Dataset rows for apps and sites:
────────

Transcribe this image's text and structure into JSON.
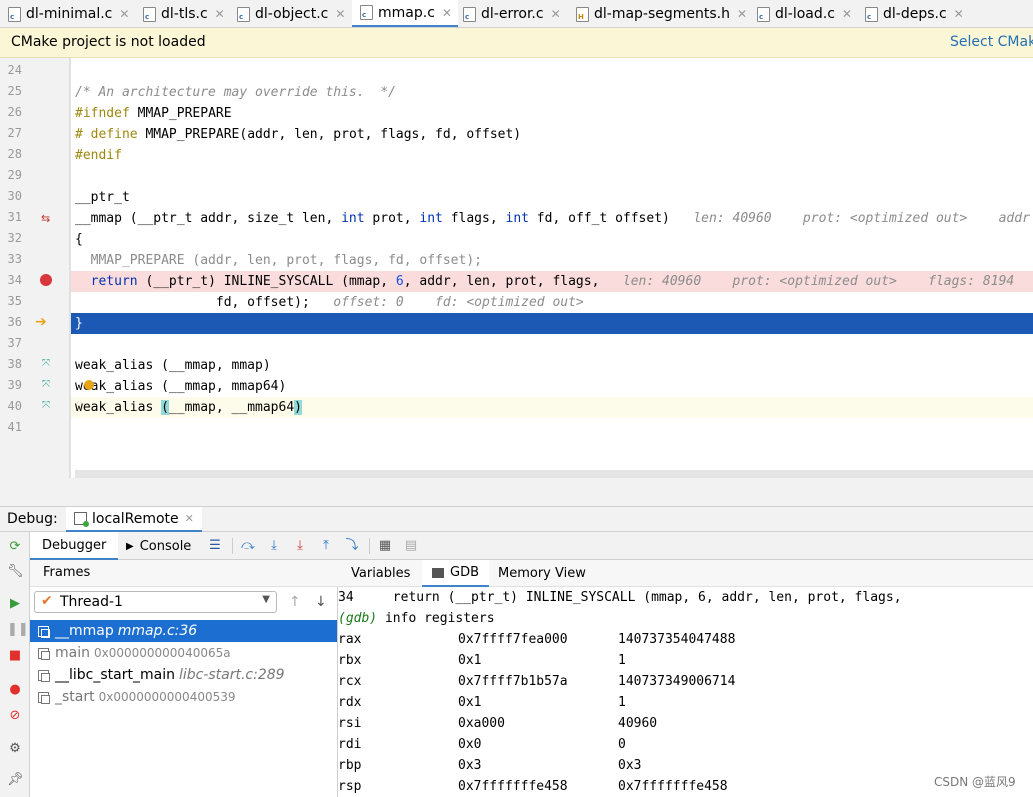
{
  "tabs": [
    {
      "label": "dl-minimal.c",
      "type": "c"
    },
    {
      "label": "dl-tls.c",
      "type": "c"
    },
    {
      "label": "dl-object.c",
      "type": "c"
    },
    {
      "label": "mmap.c",
      "type": "c",
      "active": true
    },
    {
      "label": "dl-error.c",
      "type": "c"
    },
    {
      "label": "dl-map-segments.h",
      "type": "h"
    },
    {
      "label": "dl-load.c",
      "type": "c"
    },
    {
      "label": "dl-deps.c",
      "type": "c"
    }
  ],
  "cmake": {
    "message": "CMake project is not loaded",
    "action": "Select CMak"
  },
  "editor": {
    "line_numbers": [
      "24",
      "25",
      "26",
      "27",
      "28",
      "29",
      "30",
      "31",
      "32",
      "33",
      "34",
      "35",
      "36",
      "37",
      "38",
      "39",
      "40",
      "41"
    ],
    "code": {
      "l25": "/* An architecture may override this.  */",
      "l26_pp": "#ifndef",
      "l26_rest": " MMAP_PREPARE",
      "l27_pp": "# define",
      "l27_rest": " MMAP_PREPARE(addr, len, prot, flags, fd, offset)",
      "l28_pp": "#endif",
      "l30": "__ptr_t",
      "l31_a": "__mmap (__ptr_t addr, size_t len, ",
      "l31_kw1": "int",
      "l31_b": " prot, ",
      "l31_kw2": "int",
      "l31_c": " flags, ",
      "l31_kw3": "int",
      "l31_d": " fd, off_t offset)",
      "l31_hint": "   len: 40960    prot: <optimized out>    addr",
      "l32": "{",
      "l33": "  MMAP_PREPARE (addr, len, prot, flags, fd, offset);",
      "l34_kw": "  return",
      "l34_a": " (__ptr_t) INLINE_SYSCALL (mmap, ",
      "l34_num": "6",
      "l34_b": ", addr, len, prot, flags,",
      "l34_hint": "   len: 40960    prot: <optimized out>    flags: 8194",
      "l35": "                  fd, offset);",
      "l35_hint": "   offset: 0    fd: <optimized out>",
      "l36": "}",
      "l38": "weak_alias (__mmap, mmap)",
      "l39": "weak_alias (__mmap, mmap64)",
      "l40_a": "weak_alias ",
      "l40_p1": "(",
      "l40_b": "__mmap, __mmap64",
      "l40_p2": ")"
    }
  },
  "debug": {
    "label": "Debug:",
    "run_config": "localRemote",
    "tabs": [
      "Debugger",
      "Console"
    ],
    "frames_header": "Frames",
    "thread": "Thread-1",
    "frames": [
      {
        "fn": "__mmap",
        "loc": "mmap.c:36",
        "selected": true
      },
      {
        "fn": "main",
        "addr": "0x000000000040065a"
      },
      {
        "fn": "__libc_start_main",
        "loc": "libc-start.c:289"
      },
      {
        "fn": "_start",
        "addr": "0x0000000000400539"
      }
    ],
    "right_tabs": [
      "Variables",
      "GDB",
      "Memory View"
    ],
    "gdb": {
      "line1": "34     return (__ptr_t) INLINE_SYSCALL (mmap, 6, addr, len, prot, flags,",
      "prompt": "(gdb)",
      "cmd": " info registers",
      "registers": [
        {
          "name": "rax",
          "hex": "0x7ffff7fea000",
          "val": "140737354047488"
        },
        {
          "name": "rbx",
          "hex": "0x1",
          "val": "1"
        },
        {
          "name": "rcx",
          "hex": "0x7ffff7b1b57a",
          "val": "140737349006714"
        },
        {
          "name": "rdx",
          "hex": "0x1",
          "val": "1"
        },
        {
          "name": "rsi",
          "hex": "0xa000",
          "val": "40960"
        },
        {
          "name": "rdi",
          "hex": "0x0",
          "val": "0"
        },
        {
          "name": "rbp",
          "hex": "0x3",
          "val": "0x3"
        },
        {
          "name": "rsp",
          "hex": "0x7fffffffe458",
          "val": "0x7fffffffe458"
        }
      ]
    }
  },
  "watermark": "CSDN @蓝风9"
}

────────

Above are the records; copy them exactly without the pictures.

- Answer box:
Transcribe this image's text and structure into JSON.
{
  "tabs": [
    {
      "label": "dl-minimal.c",
      "type": "c"
    },
    {
      "label": "dl-tls.c",
      "type": "c"
    },
    {
      "label": "dl-object.c",
      "type": "c"
    },
    {
      "label": "mmap.c",
      "type": "c",
      "active": true
    },
    {
      "label": "dl-error.c",
      "type": "c"
    },
    {
      "label": "dl-map-segments.h",
      "type": "h"
    },
    {
      "label": "dl-load.c",
      "type": "c"
    },
    {
      "label": "dl-deps.c",
      "type": "c"
    }
  ],
  "cmake": {
    "message": "CMake project is not loaded",
    "action": "Select CMak"
  },
  "editor": {
    "line_numbers": [
      "24",
      "25",
      "26",
      "27",
      "28",
      "29",
      "30",
      "31",
      "32",
      "33",
      "34",
      "35",
      "36",
      "37",
      "38",
      "39",
      "40",
      "41"
    ],
    "code": {
      "l25": "/* An architecture may override this.  */",
      "l26_pp": "#ifndef",
      "l26_rest": " MMAP_PREPARE",
      "l27_pp": "# define",
      "l27_rest": " MMAP_PREPARE(addr, len, prot, flags, fd, offset)",
      "l28_pp": "#endif",
      "l30": "__ptr_t",
      "l31_a": "__mmap (__ptr_t addr, size_t len, ",
      "l31_kw1": "int",
      "l31_b": " prot, ",
      "l31_kw2": "int",
      "l31_c": " flags, ",
      "l31_kw3": "int",
      "l31_d": " fd, off_t offset)",
      "l31_hint": "   len: 40960    prot: <optimized out>    addr",
      "l32": "{",
      "l33": "  MMAP_PREPARE (addr, len, prot, flags, fd, offset);",
      "l34_kw": "  return",
      "l34_a": " (__ptr_t) INLINE_SYSCALL (mmap, ",
      "l34_num": "6",
      "l34_b": ", addr, len, prot, flags,",
      "l34_hint": "   len: 40960    prot: <optimized out>    flags: 8194",
      "l35": "                  fd, offset);",
      "l35_hint": "   offset: 0    fd: <optimized out>",
      "l36": "}",
      "l38": "weak_alias (__mmap, mmap)",
      "l39": "weak_alias (__mmap, mmap64)",
      "l40_a": "weak_alias ",
      "l40_p1": "(",
      "l40_b": "__mmap, __mmap64",
      "l40_p2": ")"
    }
  },
  "debug": {
    "label": "Debug:",
    "run_config": "localRemote",
    "tabs": [
      "Debugger",
      "Console"
    ],
    "frames_header": "Frames",
    "thread": "Thread-1",
    "frames": [
      {
        "fn": "__mmap",
        "loc": "mmap.c:36",
        "selected": true
      },
      {
        "fn": "main",
        "addr": "0x000000000040065a"
      },
      {
        "fn": "__libc_start_main",
        "loc": "libc-start.c:289"
      },
      {
        "fn": "_start",
        "addr": "0x0000000000400539"
      }
    ],
    "right_tabs": [
      "Variables",
      "GDB",
      "Memory View"
    ],
    "gdb": {
      "line1": "34     return (__ptr_t) INLINE_SYSCALL (mmap, 6, addr, len, prot, flags,",
      "prompt": "(gdb)",
      "cmd": " info registers",
      "registers": [
        {
          "name": "rax",
          "hex": "0x7ffff7fea000",
          "val": "140737354047488"
        },
        {
          "name": "rbx",
          "hex": "0x1",
          "val": "1"
        },
        {
          "name": "rcx",
          "hex": "0x7ffff7b1b57a",
          "val": "140737349006714"
        },
        {
          "name": "rdx",
          "hex": "0x1",
          "val": "1"
        },
        {
          "name": "rsi",
          "hex": "0xa000",
          "val": "40960"
        },
        {
          "name": "rdi",
          "hex": "0x0",
          "val": "0"
        },
        {
          "name": "rbp",
          "hex": "0x3",
          "val": "0x3"
        },
        {
          "name": "rsp",
          "hex": "0x7fffffffe458",
          "val": "0x7fffffffe458"
        }
      ]
    }
  },
  "watermark": "CSDN @蓝风9"
}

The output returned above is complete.